Scripter Susan Kim’s unwieldy legit adaptation overreaches in its effort to capture the emotional depth of Amy Tan’s 1989 sprawling generational novel “The Joy Luck Club.” The often-compelling episodic vignettes, chronicling the complicated emotional entanglement of four immigrant Chinese women and their thoroughly Americanized daughters, fail to realize the novel’s overall sense of resolution and fulfillment.A capable 11-member ensemble, under helmer Jon Lawrence Rivera’s astute guidance, impressively inhabits each of the play’s 18 scenes, but the cast is undermined by Kim’s unbalanced agenda and meandering dramatic throughline. Rivera succeeds in underscoring the fractious emotional connections between each mother/daughter pair. Underachieving copywriter Jing-Mei (Elaine Kao) learns to appreciate the heroic survival odyssey of her mother, Suyuan (Cathy Chang subbing for Cici Lau), only after her death.
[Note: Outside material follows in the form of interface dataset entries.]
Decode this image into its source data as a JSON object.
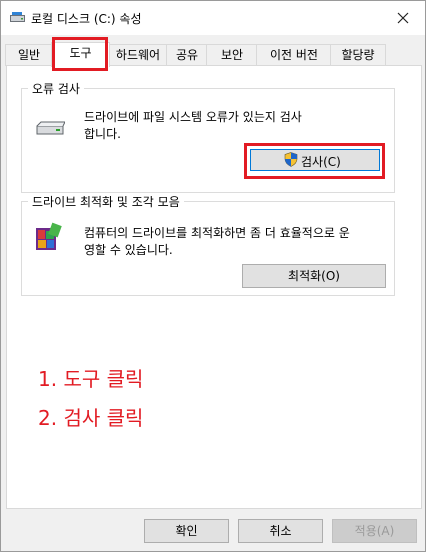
{
  "window": {
    "title": "로컬 디스크 (C:) 속성"
  },
  "tabs": [
    "일반",
    "도구",
    "하드웨어",
    "공유",
    "보안",
    "이전 버전",
    "할당량"
  ],
  "error_check": {
    "title": "오류 검사",
    "desc_line1": "드라이브에 파일 시스템 오류가 있는지 검사",
    "desc_line2": "합니다.",
    "button": "검사(C)"
  },
  "optimize": {
    "title": "드라이브 최적화 및 조각 모음",
    "desc_line1": "컴퓨터의 드라이브를 최적화하면 좀 더 효율적으로 운",
    "desc_line2": "영할 수 있습니다.",
    "button": "최적화(O)"
  },
  "instructions": [
    "1. 도구 클릭",
    "2. 검사 클릭"
  ],
  "footer": {
    "ok": "확인",
    "cancel": "취소",
    "apply": "적용(A)"
  },
  "colors": {
    "highlight": "#e21b23",
    "accent": "#0078d7"
  }
}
Contentious All-American girl Waverly Jong (Celeste Den) cannot help but constantly clash with her culturally regressive mother Lindo (Karen Huie), a former child bride who used subterfuge to escape an unhappy marriage and flee to America. Ying-Ying (Deborah Png), who also fled an unhappy marriage in China, is determined that her emotionally reticent daughter, Lena (Katherine Lee), learn to stand up for herself and become her own woman. The most socially dynamic of the mothers, An-Mei (Emily Kuroda), cajoles her emotionally abused daughter Rose (Jennifer Chang) to become an adult and confront her domineering Anglo husband Ted (David Stanbra). As in the novel, all these mothers and daughters offer their individual perspectives, some humorous and some tragic, creating an uneven playing field of personal histories. A few of the scenes exude such power that they reduce others to the level of plot fodder. A highlight is the wrenching enactment of the drowning of Rose’s little brother at the beach, wherein Kuroda’s An-Mei ragingly invokes all the traditional powers of her ancestry, imploring that her son be returned. Also noteworthy is Ying Ying’s youthful recollection of a Moon Festival in China, enhanced by Nathan Wang’s ethereal original music and sounds. Admirably performing yeoman duties as all the men in the lives of these women are Stanbra, Edward Gunawan and Ben Lin. Abetting the fluidity of the scenic flow is John H. Binkley’s imaginative sets and projection design, featuring a tenement building facade, framed by oversized parchments, one of which serves as a screen for projected chapter headings. Jeremy Pivnick’s understated but emotionally evocative lighting and Dori Quan’s character-perfect costumes do much to lend authenticity to the proceedings.